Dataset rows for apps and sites
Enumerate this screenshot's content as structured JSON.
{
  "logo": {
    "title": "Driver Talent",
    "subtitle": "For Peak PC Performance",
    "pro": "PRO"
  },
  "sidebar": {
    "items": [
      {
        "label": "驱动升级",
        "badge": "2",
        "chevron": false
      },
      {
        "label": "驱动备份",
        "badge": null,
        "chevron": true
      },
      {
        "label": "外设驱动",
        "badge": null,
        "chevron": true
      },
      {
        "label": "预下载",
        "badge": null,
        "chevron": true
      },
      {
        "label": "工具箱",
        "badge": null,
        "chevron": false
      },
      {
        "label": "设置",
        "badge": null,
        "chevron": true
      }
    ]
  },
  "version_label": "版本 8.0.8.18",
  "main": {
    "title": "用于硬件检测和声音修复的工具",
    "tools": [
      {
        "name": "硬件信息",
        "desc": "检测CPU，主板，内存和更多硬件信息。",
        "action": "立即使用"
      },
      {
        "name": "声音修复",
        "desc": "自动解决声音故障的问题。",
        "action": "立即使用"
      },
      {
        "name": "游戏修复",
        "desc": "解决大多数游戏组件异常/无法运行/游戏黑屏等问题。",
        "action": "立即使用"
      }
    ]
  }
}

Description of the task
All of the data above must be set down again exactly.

Task result
Enumerate this screenshot's content as structured JSON.
{
  "logo": {
    "title": "Driver Talent",
    "subtitle": "For Peak PC Performance",
    "pro": "PRO"
  },
  "sidebar": {
    "items": [
      {
        "label": "驱动升级",
        "badge": "2",
        "chevron": false
      },
      {
        "label": "驱动备份",
        "badge": null,
        "chevron": true
      },
      {
        "label": "外设驱动",
        "badge": null,
        "chevron": true
      },
      {
        "label": "预下载",
        "badge": null,
        "chevron": true
      },
      {
        "label": "工具箱",
        "badge": null,
        "chevron": false
      },
      {
        "label": "设置",
        "badge": null,
        "chevron": true
      }
    ]
  },
  "version_label": "版本 8.0.8.18",
  "main": {
    "title": "用于硬件检测和声音修复的工具",
    "tools": [
      {
        "name": "硬件信息",
        "desc": "检测CPU，主板，内存和更多硬件信息。",
        "action": "立即使用"
      },
      {
        "name": "声音修复",
        "desc": "自动解决声音故障的问题。",
        "action": "立即使用"
      },
      {
        "name": "游戏修复",
        "desc": "解决大多数游戏组件异常/无法运行/游戏黑屏等问题。",
        "action": "立即使用"
      }
    ]
  }
}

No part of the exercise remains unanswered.